The Use of SBAR Communication Tool During Warm Hand-Off in Integrated Care
AuthorNguyen, Phung K.
KeywordsPrimary Care Provider
MetadataShow full item record
PublisherThe University of Arizona.
RightsCopyright © is held by the author. Digital access to this material is made possible by the University Libraries, University of Arizona. Further transmission, reproduction or presentation (such as public display or performance) of protected items is prohibited except with permission of the author.

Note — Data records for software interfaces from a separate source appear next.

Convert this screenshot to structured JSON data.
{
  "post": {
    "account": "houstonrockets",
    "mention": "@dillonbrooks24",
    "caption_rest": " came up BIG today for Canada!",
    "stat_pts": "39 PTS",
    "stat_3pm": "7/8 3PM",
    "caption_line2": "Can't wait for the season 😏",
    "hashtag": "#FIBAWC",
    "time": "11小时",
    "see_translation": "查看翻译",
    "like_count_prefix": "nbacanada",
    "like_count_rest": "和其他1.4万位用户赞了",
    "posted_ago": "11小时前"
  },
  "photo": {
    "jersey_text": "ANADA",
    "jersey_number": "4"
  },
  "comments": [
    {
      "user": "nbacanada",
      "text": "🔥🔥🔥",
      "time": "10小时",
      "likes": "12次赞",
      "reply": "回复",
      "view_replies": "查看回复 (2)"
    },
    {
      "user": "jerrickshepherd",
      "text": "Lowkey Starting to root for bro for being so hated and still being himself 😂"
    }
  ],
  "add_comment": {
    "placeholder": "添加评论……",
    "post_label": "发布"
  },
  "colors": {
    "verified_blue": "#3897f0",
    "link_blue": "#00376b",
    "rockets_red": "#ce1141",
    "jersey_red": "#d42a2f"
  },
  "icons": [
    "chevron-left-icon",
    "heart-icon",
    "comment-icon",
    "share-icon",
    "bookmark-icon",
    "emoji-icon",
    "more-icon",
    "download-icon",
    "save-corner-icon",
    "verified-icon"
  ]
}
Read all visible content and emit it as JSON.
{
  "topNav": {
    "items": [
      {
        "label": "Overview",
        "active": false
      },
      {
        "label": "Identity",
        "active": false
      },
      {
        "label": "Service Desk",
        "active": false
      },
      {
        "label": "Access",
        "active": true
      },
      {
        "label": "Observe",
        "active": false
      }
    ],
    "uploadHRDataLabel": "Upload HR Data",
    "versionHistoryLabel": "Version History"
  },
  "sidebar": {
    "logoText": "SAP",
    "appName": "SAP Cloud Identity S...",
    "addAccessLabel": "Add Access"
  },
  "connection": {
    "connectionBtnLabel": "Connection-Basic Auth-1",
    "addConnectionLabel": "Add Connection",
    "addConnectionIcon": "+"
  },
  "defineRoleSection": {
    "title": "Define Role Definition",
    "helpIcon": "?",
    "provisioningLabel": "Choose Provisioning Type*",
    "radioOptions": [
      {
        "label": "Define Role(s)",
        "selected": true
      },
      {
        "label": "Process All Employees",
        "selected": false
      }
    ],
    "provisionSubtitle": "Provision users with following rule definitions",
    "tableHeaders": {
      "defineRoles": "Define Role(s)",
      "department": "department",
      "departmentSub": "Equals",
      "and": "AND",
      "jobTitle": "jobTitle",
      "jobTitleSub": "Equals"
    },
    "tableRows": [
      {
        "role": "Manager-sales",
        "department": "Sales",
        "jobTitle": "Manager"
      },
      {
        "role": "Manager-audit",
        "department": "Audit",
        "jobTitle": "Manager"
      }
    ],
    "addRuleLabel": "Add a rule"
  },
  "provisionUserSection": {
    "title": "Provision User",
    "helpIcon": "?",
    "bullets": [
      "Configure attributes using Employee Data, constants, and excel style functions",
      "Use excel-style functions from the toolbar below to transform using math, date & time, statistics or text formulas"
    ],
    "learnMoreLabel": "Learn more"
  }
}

AbstractObjective: According to the Joint Commission (2012), about 80% of serious medical errors are related to miscommunication between healthcare providers. The Joint Commission (2012) recommended the utilization of standardized communication tools to reduce the number of medical errors related to the miscommunication. The Situation-Background-Assessment-Recommendation (SBAR) communication tool is a standardized tool that has been used to improve the effectiveness of communication between healthcare providers. The purpose of this project was to evaluate the effectiveness of using SBAR communication tool for warm handoff between primary care providers and behavioral health providers in order to provide a continuous and complete transition of care for patients with psychiatric disorders or psychosocial issues. Method: A mixed method design was implemented in an integrated primary care clinic at two locations in Phoenix, Arizona. A brief presentation about the SBAR tool and copies of the SBAR tool was provided for the clinic staff. Data were gathered from four participants (two nurse practitioners and two behavioral health workers) using structured observation, pre-and post-test surveys, and structured interviews. Length of study was one month. Results: During the data collection, there were 40 observed warm handoffs, 12 unobserved warm handoffs between primary care nurse practitioners and behavioral health workers. Seventy-five percent of the participants felt that the SBAR helped them in organizing their thoughts and providing/obtaining adequate information during warm handoff. They reported satisfaction when using the SBAR tool. There was no statistically significant difference in the scores of collaboration and satisfaction about care decisions between pre and post-SBAR intervention. Conclusion: The SBAR communication tool has the potential to improve communication between primary care providers and behavioral health workers to improve the quality and safety of care for patients with psychosocial concerns. Utilizing SBAR may increase teamwork and ensures adequate hand-off information on the warm handoff. Multiple PDSA cycles should be conducted to refine the change and make it applicable and sustainable in the integrated care setting.
Degree ProgramGraduate College